TASK PROMPT =>
Report each line of the records below that holds the word "страницы".

[[ DATA EXCERPTS open ]]

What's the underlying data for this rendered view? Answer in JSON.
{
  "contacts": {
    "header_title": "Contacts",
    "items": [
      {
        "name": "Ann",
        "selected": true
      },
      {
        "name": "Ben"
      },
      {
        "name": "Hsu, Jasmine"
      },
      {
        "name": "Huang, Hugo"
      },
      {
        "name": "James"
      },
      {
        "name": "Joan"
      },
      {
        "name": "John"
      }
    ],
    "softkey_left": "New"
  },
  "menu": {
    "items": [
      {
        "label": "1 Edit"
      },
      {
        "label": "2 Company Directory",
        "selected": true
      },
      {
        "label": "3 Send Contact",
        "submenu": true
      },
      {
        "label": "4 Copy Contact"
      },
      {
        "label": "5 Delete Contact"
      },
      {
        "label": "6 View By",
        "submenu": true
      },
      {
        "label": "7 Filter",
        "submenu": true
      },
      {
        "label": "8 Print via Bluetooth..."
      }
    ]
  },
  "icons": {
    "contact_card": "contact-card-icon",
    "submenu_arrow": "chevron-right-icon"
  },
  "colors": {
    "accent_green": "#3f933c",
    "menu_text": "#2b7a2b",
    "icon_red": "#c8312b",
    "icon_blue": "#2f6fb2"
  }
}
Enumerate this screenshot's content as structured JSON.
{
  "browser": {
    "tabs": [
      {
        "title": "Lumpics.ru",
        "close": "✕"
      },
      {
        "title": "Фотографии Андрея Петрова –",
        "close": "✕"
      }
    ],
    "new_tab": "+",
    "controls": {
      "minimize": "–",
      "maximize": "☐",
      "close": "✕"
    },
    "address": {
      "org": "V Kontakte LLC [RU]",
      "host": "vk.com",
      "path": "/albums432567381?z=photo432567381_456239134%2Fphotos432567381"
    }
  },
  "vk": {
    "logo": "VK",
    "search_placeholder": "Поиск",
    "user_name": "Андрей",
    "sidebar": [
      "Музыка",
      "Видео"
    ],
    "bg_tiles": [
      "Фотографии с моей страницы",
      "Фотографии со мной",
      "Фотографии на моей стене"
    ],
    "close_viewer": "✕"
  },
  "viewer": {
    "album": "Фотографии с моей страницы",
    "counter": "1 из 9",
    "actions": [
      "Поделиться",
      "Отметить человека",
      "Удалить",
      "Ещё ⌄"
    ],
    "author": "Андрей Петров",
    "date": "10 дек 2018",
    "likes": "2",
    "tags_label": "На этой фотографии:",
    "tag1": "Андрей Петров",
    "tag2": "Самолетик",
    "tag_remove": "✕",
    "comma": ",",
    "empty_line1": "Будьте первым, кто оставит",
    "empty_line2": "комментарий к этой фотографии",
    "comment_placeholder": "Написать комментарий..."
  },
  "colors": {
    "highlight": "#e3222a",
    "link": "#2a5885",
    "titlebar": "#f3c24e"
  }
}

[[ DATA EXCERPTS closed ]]

ANSWER TO THE PROBLEM =>
      "Фотографии с моей страницы",
    "album": "Фотографии с моей страницы",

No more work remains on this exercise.